Last week, the search giant drew criticism because its Nest Secure hub, a home security system connected to the Internet, includes a microphone, but this has never been disclosed in hardware specifications, marketing materials or on the Nest website.
The existence of this microphone became evident after Google announced earlier this month that it was bringing its Assistant software to Nest Secure. The wizard, which allows people to check flight information or turn off lights in their home, makes extensive use of voice commands – and a microphone – when it is turned on on devices without a screen.
At the time, Google said that the fact that the microphone was omitted from the product specification was an "error". The company also said that the microphone had never been activated.
But that did not convince the committee members, who wrote a letter to Pichai asking for more information.
"Google's failure to disclose a microphone in its Nest Secure product raises serious questions about its commitment to transparency and consumer disclosure," says the February 25 letter. "As consumer technologies become more advanced, it's critical that consumers know the capabilities of the devices they bring home so they can make informed choices."
The letter asks Pichai to follow up with the committee before March 12. The committee also wants an "in-person briefing" on the issue by March 29th. The letter was written by Senate Republicans Roger Wicker of Mississippi, John Thune of South Dakota and Jerry. Moran of Kansas.
Google did not immediately respond to a request for comment regarding the letter.
The controversy arises while Google – and the rest of Silicon Valley – is attacking a more in-depth review of privacy and data collection. Lawmakers and the general public have defeated Google for the use of location data on its Android phones, as well as for the access it gives third-party software publishers to read emails from users on Gmail.
The committee wants Pichai to specifically address six issues:
- Has a microphone always been part of the home security system and the Nest Secure alarm system?
- When and how did Google learn that a microphone was not listed in the Nest Secure technical specifications available to consumers?
- What steps has Google taken to inform Nest Secure device buyers that it contains an undisclosed microphone?
- Please describe the development process of Google's technical specifications for its products. At what stage of this process occurred the error that resulted in omitting the presence of the microphone in the Nest Secure device?

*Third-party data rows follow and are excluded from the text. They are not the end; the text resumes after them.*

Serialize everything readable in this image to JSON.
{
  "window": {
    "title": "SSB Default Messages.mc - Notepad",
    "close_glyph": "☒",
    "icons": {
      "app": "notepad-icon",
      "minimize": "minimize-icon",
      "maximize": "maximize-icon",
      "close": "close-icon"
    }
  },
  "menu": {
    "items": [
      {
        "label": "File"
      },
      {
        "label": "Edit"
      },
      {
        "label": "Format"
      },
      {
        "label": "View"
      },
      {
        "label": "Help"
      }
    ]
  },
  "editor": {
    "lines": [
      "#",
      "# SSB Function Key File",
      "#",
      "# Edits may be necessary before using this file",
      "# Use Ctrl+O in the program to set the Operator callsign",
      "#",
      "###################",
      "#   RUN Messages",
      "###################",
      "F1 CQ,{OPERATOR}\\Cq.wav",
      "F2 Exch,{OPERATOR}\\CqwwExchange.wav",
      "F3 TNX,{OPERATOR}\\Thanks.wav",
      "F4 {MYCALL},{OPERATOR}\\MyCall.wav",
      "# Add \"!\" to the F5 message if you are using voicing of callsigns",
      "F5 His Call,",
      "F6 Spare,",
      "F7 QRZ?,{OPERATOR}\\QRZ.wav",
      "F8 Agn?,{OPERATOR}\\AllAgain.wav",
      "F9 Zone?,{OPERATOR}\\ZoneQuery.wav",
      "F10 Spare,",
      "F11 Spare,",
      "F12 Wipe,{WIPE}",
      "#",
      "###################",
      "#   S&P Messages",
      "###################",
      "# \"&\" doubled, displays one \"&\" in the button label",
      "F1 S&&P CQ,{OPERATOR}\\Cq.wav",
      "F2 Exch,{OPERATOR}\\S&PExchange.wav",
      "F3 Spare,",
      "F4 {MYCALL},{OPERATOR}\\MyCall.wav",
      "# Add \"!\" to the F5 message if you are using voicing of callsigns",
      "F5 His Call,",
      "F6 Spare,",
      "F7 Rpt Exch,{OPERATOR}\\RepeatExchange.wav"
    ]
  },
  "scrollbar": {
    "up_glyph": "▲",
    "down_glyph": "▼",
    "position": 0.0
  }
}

Has Google taken steps to prevent such an error from being repeated in the technical specifications of other Google products?
- Does Google know or have they ever heard of a third party using the Nest Secure microphone for unauthorized purposes?

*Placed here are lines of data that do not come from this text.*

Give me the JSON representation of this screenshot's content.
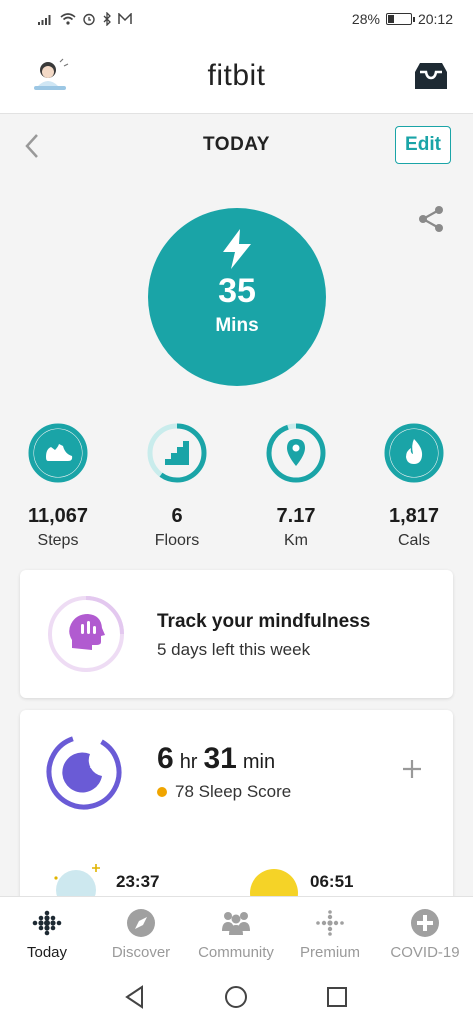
{
  "status_bar": {
    "battery_percent_text": "28%",
    "battery_level": 0.28,
    "time": "20:12",
    "icons": [
      "signal-icon",
      "wifi-icon",
      "alarm-icon",
      "bluetooth-icon",
      "mail-icon"
    ]
  },
  "header": {
    "logo": "fitbit",
    "avatar_icon": "avatar-icon",
    "inbox_icon": "inbox-icon"
  },
  "day_nav": {
    "title": "TODAY",
    "edit_label": "Edit",
    "back_icon": "chevron-left-icon",
    "share_icon": "share-icon"
  },
  "hero": {
    "value": "35",
    "unit": "Mins",
    "icon": "lightning-icon",
    "color": "#1aa4a7"
  },
  "stats": [
    {
      "value": "11,067",
      "label": "Steps",
      "icon": "shoe-icon",
      "progress": 1.0
    },
    {
      "value": "6",
      "label": "Floors",
      "icon": "stairs-icon",
      "progress": 0.6
    },
    {
      "value": "7.17",
      "label": "Km",
      "icon": "location-pin-icon",
      "progress": 0.95
    },
    {
      "value": "1,817",
      "label": "Cals",
      "icon": "flame-icon",
      "progress": 1.0
    }
  ],
  "mindfulness": {
    "title": "Track your mindfulness",
    "subtitle": "5 days left this week",
    "icon": "mind-head-icon",
    "color": "#b15bd0"
  },
  "sleep": {
    "hours": "6",
    "hours_unit": "hr",
    "minutes": "31",
    "minutes_unit": "min",
    "score_text": "78 Sleep Score",
    "bed_time": "23:37",
    "wake_time": "06:51",
    "color": "#6a5bd6",
    "score_color": "#f0a500"
  },
  "bottom_nav": [
    {
      "label": "Today",
      "icon": "dots-grid-icon",
      "active": true
    },
    {
      "label": "Discover",
      "icon": "compass-icon",
      "active": false
    },
    {
      "label": "Community",
      "icon": "people-icon",
      "active": false
    },
    {
      "label": "Premium",
      "icon": "premium-dots-icon",
      "active": false
    },
    {
      "label": "COVID-19",
      "icon": "plus-circle-icon",
      "active": false
    }
  ],
  "system_nav": [
    "back-triangle-icon",
    "home-circle-icon",
    "recents-square-icon"
  ]
}
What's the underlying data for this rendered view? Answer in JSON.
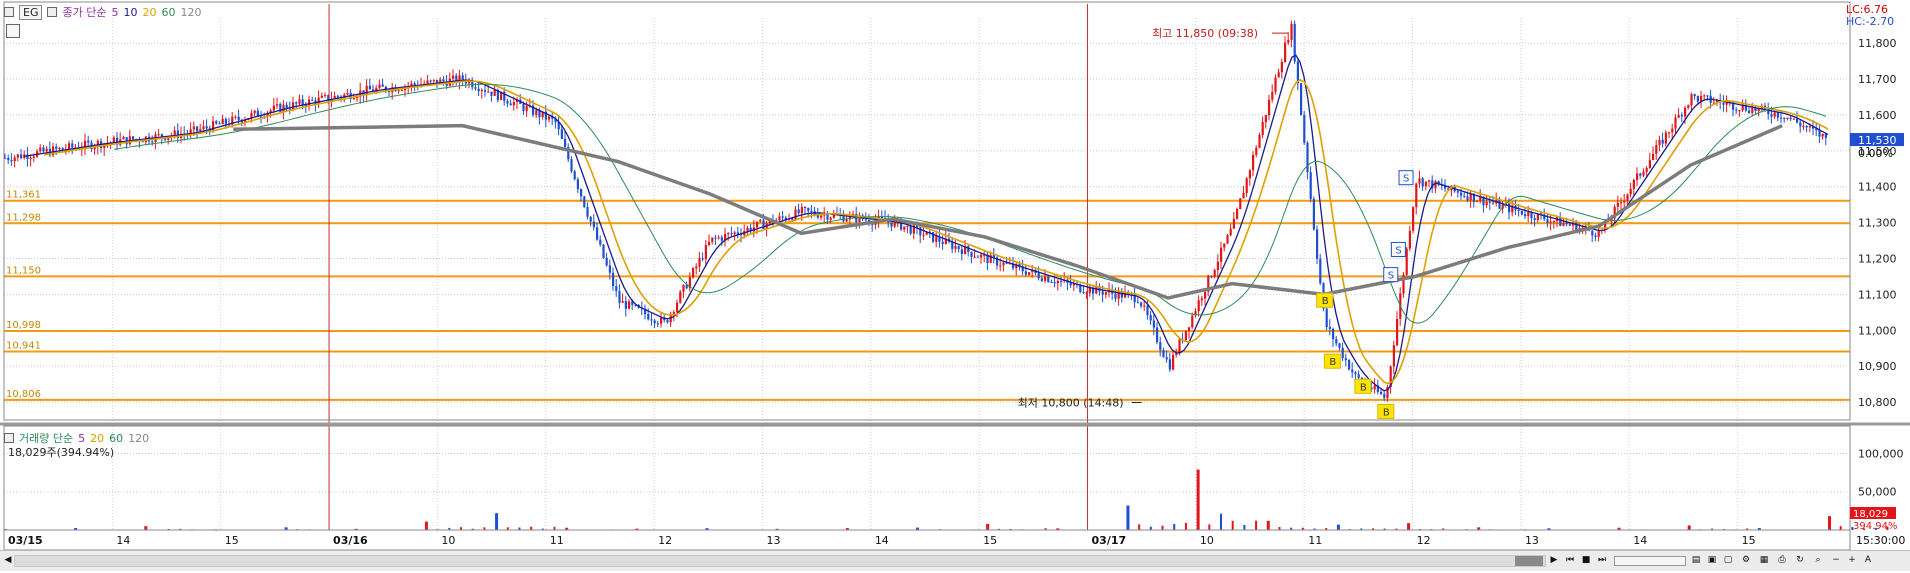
{
  "price_legend": {
    "code": "EG",
    "ma_label": "종가 단순",
    "periods": [
      "5",
      "10",
      "20",
      "60",
      "120"
    ],
    "colors": [
      "#8e2fa8",
      "#1a1a8c",
      "#e0a000",
      "#2e8b57",
      "#888888"
    ]
  },
  "volume_legend": {
    "label": "거래량 단순",
    "periods": [
      "5",
      "20",
      "60",
      "120"
    ],
    "colors": [
      "#8e2fa8",
      "#e0a000",
      "#2e8b57",
      "#888888"
    ],
    "current": "18,029주(394.94%)"
  },
  "corner_info": {
    "lc": "LC:6.76",
    "hc": "HC:-2.70"
  },
  "price_axis": {
    "ticks": [
      "11,800",
      "11,700",
      "11,600",
      "11,500",
      "11,400",
      "11,300",
      "11,200",
      "11,100",
      "11,000",
      "10,900",
      "10,800"
    ],
    "current_label": "11,530",
    "pct_label": "0.00%"
  },
  "volume_axis": {
    "ticks": [
      "100,000",
      "50,000"
    ],
    "current_label": "18,029",
    "pct_label": "394.94%"
  },
  "time_axis": {
    "labels": [
      "03/15",
      "14",
      "15",
      "03/16",
      "10",
      "11",
      "12",
      "13",
      "14",
      "15",
      "03/17",
      "10",
      "11",
      "12",
      "13",
      "14",
      "15"
    ],
    "end_time": "15:30:00"
  },
  "annotations": {
    "high": "최고 11,850 (09:38)",
    "low": "최저 10,800 (14:48)",
    "buy_marks": [
      "B",
      "B",
      "B",
      "B"
    ],
    "sell_marks": [
      "S",
      "S",
      "S"
    ]
  },
  "hlines": {
    "labels": [
      "11,361",
      "11,298",
      "11,150",
      "10,998",
      "10,941",
      "10,806"
    ],
    "color": "#f29a16"
  },
  "chart_data": {
    "type": "line",
    "title": "",
    "series": [
      {
        "name": "종가",
        "x": [
          "03/15 09:00",
          "03/15 10:00",
          "03/15 11:00",
          "03/15 12:00",
          "03/15 13:00",
          "03/15 14:00",
          "03/15 15:00",
          "03/16 09:00",
          "03/16 09:30",
          "03/16 10:00",
          "03/16 11:00",
          "03/16 12:00",
          "03/16 13:00",
          "03/16 14:00",
          "03/16 14:40",
          "03/16 15:00",
          "03/17 09:00",
          "03/17 09:38",
          "03/17 10:00",
          "03/17 10:20",
          "03/17 10:40",
          "03/17 11:00",
          "03/17 12:00",
          "03/17 13:00",
          "03/17 14:00",
          "03/17 15:00",
          "03/17 15:30"
        ],
        "values": [
          11480,
          11520,
          11550,
          11620,
          11670,
          11700,
          11580,
          11080,
          11020,
          11250,
          11330,
          11300,
          11200,
          11120,
          11090,
          10900,
          11290,
          11850,
          11020,
          10870,
          10810,
          11420,
          11340,
          11270,
          11650,
          11600,
          11530
        ]
      },
      {
        "name": "120",
        "x": [
          "03/15 11:30",
          "03/15 14:00",
          "03/16 09:00",
          "03/16 10:00",
          "03/16 11:00",
          "03/16 12:00",
          "03/16 13:00",
          "03/16 14:00",
          "03/16 15:00",
          "03/17 09:00",
          "03/17 10:00",
          "03/17 11:00",
          "03/17 12:00",
          "03/17 13:00",
          "03/17 14:00",
          "03/17 15:00"
        ],
        "values": [
          11560,
          11570,
          11470,
          11380,
          11270,
          11310,
          11260,
          11180,
          11090,
          11130,
          11100,
          11150,
          11230,
          11290,
          11460,
          11570
        ]
      }
    ],
    "volume": {
      "values": [
        1200,
        2600,
        5000,
        900,
        3500,
        1500,
        11000,
        22000,
        3000,
        1800,
        2400,
        1500,
        2500,
        3100,
        8000,
        2100,
        32000,
        79000,
        12000,
        7000,
        9000,
        3500,
        2200,
        3000,
        6000,
        2500,
        18029
      ]
    },
    "ylim": [
      10750,
      11870
    ],
    "volume_ylim": [
      0,
      115000
    ],
    "grid": true
  }
}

- Is Google aware of similar omissions in the technical specifications of any other Google product?
The Senate also points out that the undisclosed microphone makes consumers vulnerable to spying on hackers.
In addition, even if Google did not use the Nest Secure microphone to record information, or if it was disabled by default, hackers or other external entities could have activated the microphone to record information. unlawfully ", says the letter.

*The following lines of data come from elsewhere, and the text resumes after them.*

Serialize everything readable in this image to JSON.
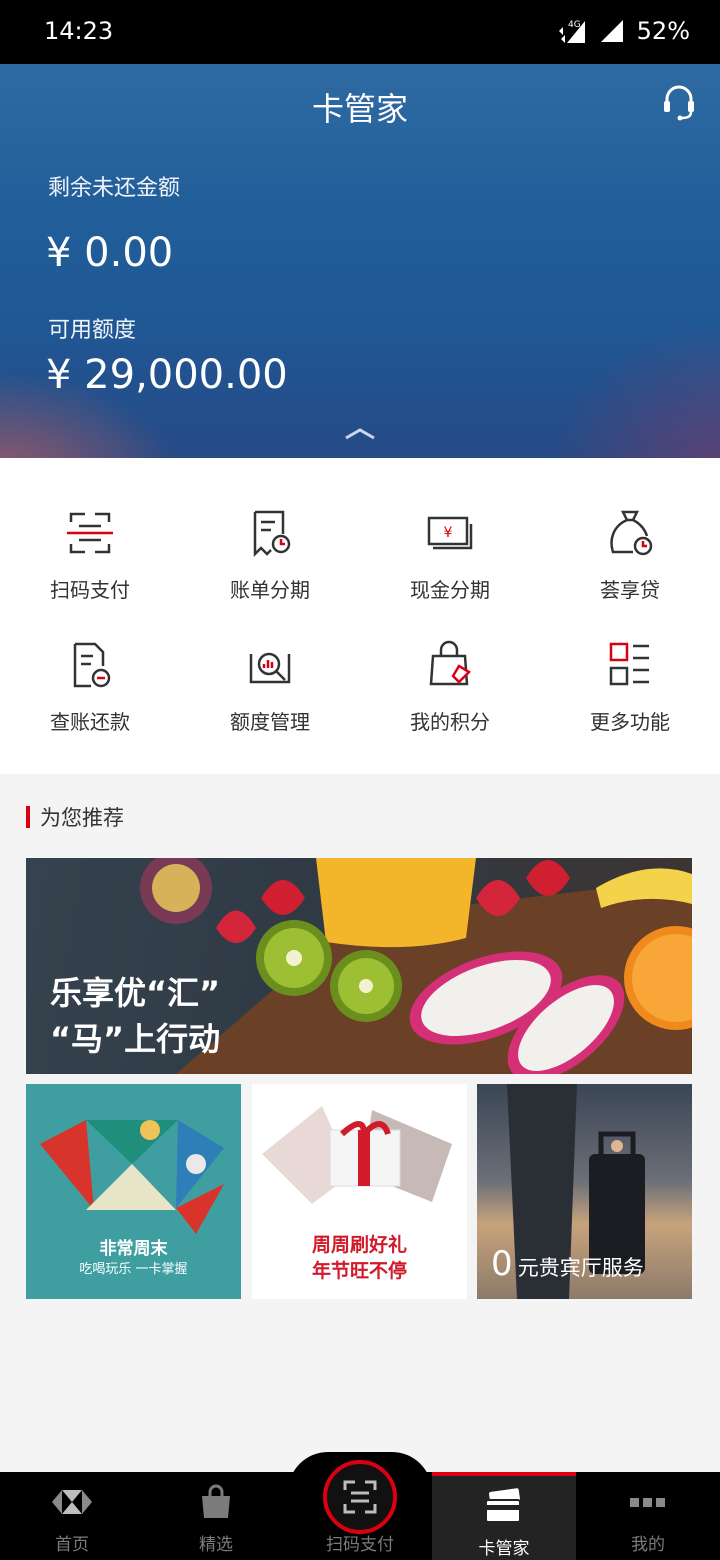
{
  "status_bar": {
    "time": "14:23",
    "network": "4G",
    "battery": "52%"
  },
  "header": {
    "title": "卡管家"
  },
  "account": {
    "outstanding_label": "剩余未还金额",
    "outstanding_amount": "¥ 0.00",
    "credit_label": "可用额度",
    "credit_amount": "¥ 29,000.00"
  },
  "functions": [
    {
      "label": "扫码支付",
      "icon": "scan-pay-icon"
    },
    {
      "label": "账单分期",
      "icon": "bill-installment-icon"
    },
    {
      "label": "现金分期",
      "icon": "cash-installment-icon"
    },
    {
      "label": "荟享贷",
      "icon": "loan-bag-icon"
    },
    {
      "label": "查账还款",
      "icon": "statement-repay-icon"
    },
    {
      "label": "额度管理",
      "icon": "credit-limit-icon"
    },
    {
      "label": "我的积分",
      "icon": "points-bag-icon"
    },
    {
      "label": "更多功能",
      "icon": "more-functions-icon"
    }
  ],
  "recommend": {
    "title": "为您推荐",
    "banner": {
      "line1": "乐享优“汇”",
      "line2": "“马”上行动"
    },
    "tiles": [
      {
        "line1": "非常周末",
        "line2": "吃喝玩乐 一卡掌握"
      },
      {
        "line1": "周周刷好礼",
        "line2": "年节旺不停"
      },
      {
        "number": "0",
        "text": "元贵宾厅服务"
      }
    ]
  },
  "tabbar": {
    "active_color": "#db0011",
    "items": [
      {
        "label": "首页",
        "icon": "hsbc-logo-icon"
      },
      {
        "label": "精选",
        "icon": "shopping-bag-icon"
      },
      {
        "label": "扫码支付",
        "icon": "scan-icon"
      },
      {
        "label": "卡管家",
        "icon": "card-icon"
      },
      {
        "label": "我的",
        "icon": "more-dots-icon"
      }
    ]
  }
}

Nest has recently undergone other controversies regarding the protection of privacy. Last month, a hacker infiltrated the Nest Cam security camera of a San Francisco Bay Area family using a password obtained by a third party. The hacker convinced the family that the United States was the target of a North Korean nuclear attack. In December, another hacker took the camera of a man in Arizona to warn of security breaches. In another case this month, a hacker told a couple, through the device, that he was going to kidnap their child.